**The task:**
Please output the entries that follow exactly, without a single image.

(Items from a dataset)
/---

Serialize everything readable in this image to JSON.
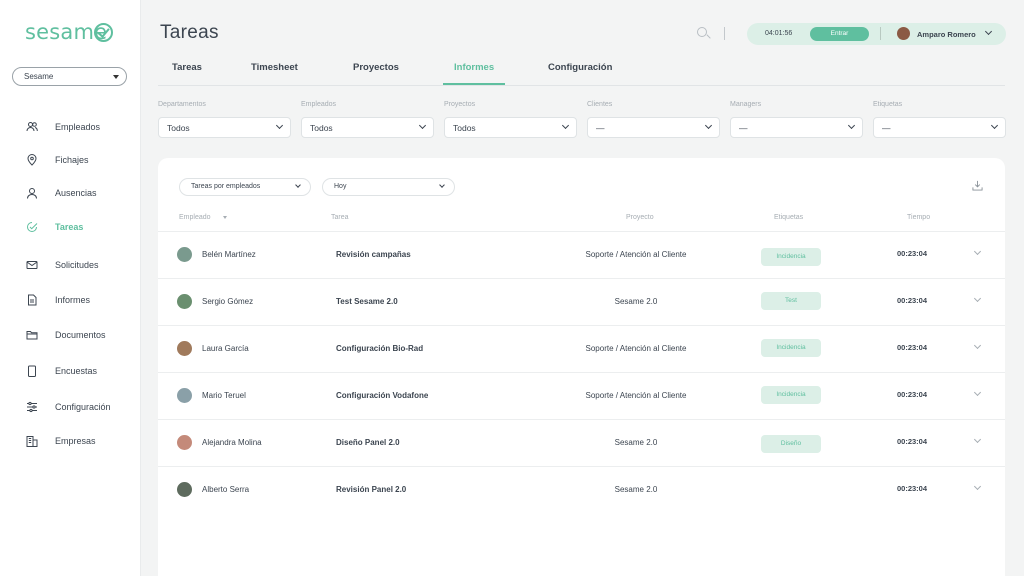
{
  "app": {
    "logo_text": "sesame"
  },
  "sidebar": {
    "company": "Sesame",
    "items": [
      {
        "label": "Empleados",
        "icon": "users-icon"
      },
      {
        "label": "Fichajes",
        "icon": "location-pin-icon"
      },
      {
        "label": "Ausencias",
        "icon": "user-absence-icon"
      },
      {
        "label": "Tareas",
        "icon": "tasks-icon"
      },
      {
        "label": "Solicitudes",
        "icon": "envelope-icon"
      },
      {
        "label": "Informes",
        "icon": "document-icon"
      },
      {
        "label": "Documentos",
        "icon": "folder-icon"
      },
      {
        "label": "Encuestas",
        "icon": "clipboard-icon"
      },
      {
        "label": "Configuración",
        "icon": "sliders-icon"
      },
      {
        "label": "Empresas",
        "icon": "building-icon"
      }
    ],
    "active": "Tareas"
  },
  "header": {
    "title": "Tareas",
    "clock_time": "04:01:56",
    "clock_button": "Entrar",
    "user_name": "Amparo Romero"
  },
  "tabs": [
    "Tareas",
    "Timesheet",
    "Proyectos",
    "Informes",
    "Configuración"
  ],
  "active_tab": "Informes",
  "filters": [
    {
      "label": "Departamentos",
      "value": "Todos"
    },
    {
      "label": "Empleados",
      "value": "Todos"
    },
    {
      "label": "Proyectos",
      "value": "Todos"
    },
    {
      "label": "Clientes",
      "value": "—"
    },
    {
      "label": "Managers",
      "value": "—"
    },
    {
      "label": "Etiquetas",
      "value": "—"
    }
  ],
  "report": {
    "group_by": "Tareas por empleados",
    "period": "Hoy",
    "columns": [
      "Empleado",
      "Tarea",
      "Proyecto",
      "Etiquetas",
      "Tiempo"
    ],
    "rows": [
      {
        "employee": "Belén Martínez",
        "task": "Revisión campañas",
        "project": "Soporte / Atención al Cliente",
        "tag": "Incidencia",
        "time": "00:23:04"
      },
      {
        "employee": "Sergio Gómez",
        "task": "Test Sesame 2.0",
        "project": "Sesame 2.0",
        "tag": "Test",
        "time": "00:23:04"
      },
      {
        "employee": "Laura García",
        "task": "Configuración Bio-Rad",
        "project": "Soporte / Atención al Cliente",
        "tag": "Incidencia",
        "time": "00:23:04"
      },
      {
        "employee": "Mario Teruel",
        "task": "Configuración Vodafone",
        "project": "Soporte / Atención al Cliente",
        "tag": "Incidencia",
        "time": "00:23:04"
      },
      {
        "employee": "Alejandra Molina",
        "task": "Diseño Panel 2.0",
        "project": "Sesame 2.0",
        "tag": "Diseño",
        "time": "00:23:04"
      },
      {
        "employee": "Alberto Serra",
        "task": "Revisión Panel 2.0",
        "project": "Sesame 2.0",
        "tag": "",
        "time": "00:23:04"
      }
    ]
  },
  "colors": {
    "accent": "#5fbf9f",
    "accent_light": "#dcefe7",
    "text": "#3c4550",
    "muted": "#a6adb3"
  }
}
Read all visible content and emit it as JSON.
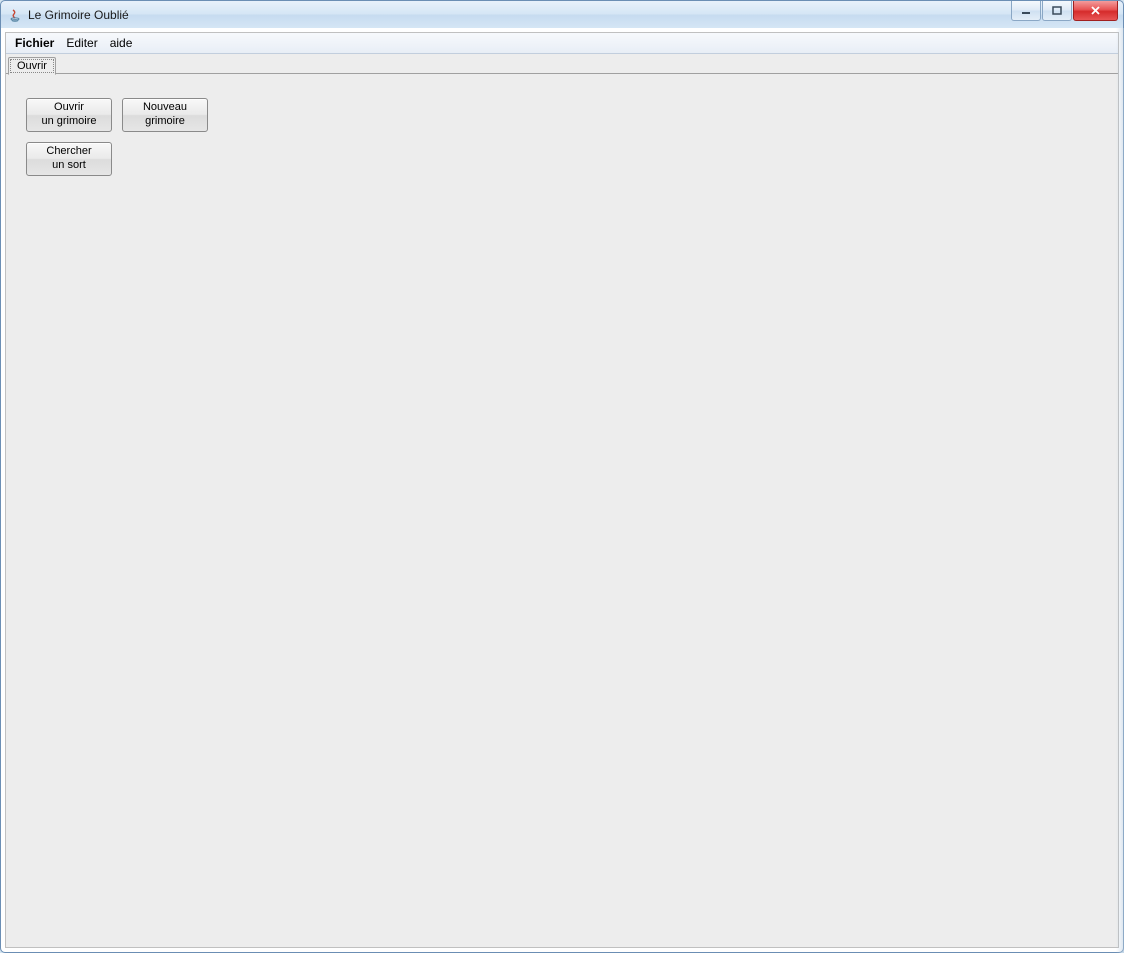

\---

**Solution for this exercise:**
Serialize everything readable in this image to JSON.
{
  "app": {
    "logo_text": "sesame"
  },
  "sidebar": {
    "company": "Sesame",
    "items": [
      {
        "label": "Empleados",
        "icon": "users-icon"
      },
      {
        "label": "Fichajes",
        "icon": "location-pin-icon"
      },
      {
        "label": "Ausencias",
        "icon": "user-absence-icon"
      },
      {
        "label": "Tareas",
        "icon": "tasks-icon"
      },
      {
        "label": "Solicitudes",
        "icon": "envelope-icon"
      },
      {
        "label": "Informes",
        "icon": "document-icon"
      },
      {
        "label": "Documentos",
        "icon": "folder-icon"
      },
      {
        "label": "Encuestas",
        "icon": "clipboard-icon"
      },
      {
        "label": "Configuración",
        "icon": "sliders-icon"
      },
      {
        "label": "Empresas",
        "icon": "building-icon"
      }
    ],
    "active": "Tareas"
  },
  "header": {
    "title": "Tareas",
    "clock_time": "04:01:56",
    "clock_button": "Entrar",
    "user_name": "Amparo Romero"
  },
  "tabs": [
    "Tareas",
    "Timesheet",
    "Proyectos",
    "Informes",
    "Configuración"
  ],
  "active_tab": "Informes",
  "filters": [
    {
      "label": "Departamentos",
      "value": "Todos"
    },
    {
      "label": "Empleados",
      "value": "Todos"
    },
    {
      "label": "Proyectos",
      "value": "Todos"
    },
    {
      "label": "Clientes",
      "value": "—"
    },
    {
      "label": "Managers",
      "value": "—"
    },
    {
      "label": "Etiquetas",
      "value": "—"
    }
  ],
  "report": {
    "group_by": "Tareas por empleados",
    "period": "Hoy",
    "columns": [
      "Empleado",
      "Tarea",
      "Proyecto",
      "Etiquetas",
      "Tiempo"
    ],
    "rows": [
      {
        "employee": "Belén Martínez",
        "task": "Revisión campañas",
        "project": "Soporte / Atención al Cliente",
        "tag": "Incidencia",
        "time": "00:23:04"
      },
      {
        "employee": "Sergio Gómez",
        "task": "Test Sesame 2.0",
        "project": "Sesame 2.0",
        "tag": "Test",
        "time": "00:23:04"
      },
      {
        "employee": "Laura García",
        "task": "Configuración Bio-Rad",
        "project": "Soporte / Atención al Cliente",
        "tag": "Incidencia",
        "time": "00:23:04"
      },
      {
        "employee": "Mario Teruel",
        "task": "Configuración Vodafone",
        "project": "Soporte / Atención al Cliente",
        "tag": "Incidencia",
        "time": "00:23:04"
      },
      {
        "employee": "Alejandra Molina",
        "task": "Diseño Panel 2.0",
        "project": "Sesame 2.0",
        "tag": "Diseño",
        "time": "00:23:04"
      },
      {
        "employee": "Alberto Serra",
        "task": "Revisión Panel 2.0",
        "project": "Sesame 2.0",
        "tag": "",
        "time": "00:23:04"
      }
    ]
  },
  "colors": {
    "accent": "#5fbf9f",
    "accent_light": "#dcefe7",
    "text": "#3c4550",
    "muted": "#a6adb3"
  }
}
Read all visible content and emit it as JSON.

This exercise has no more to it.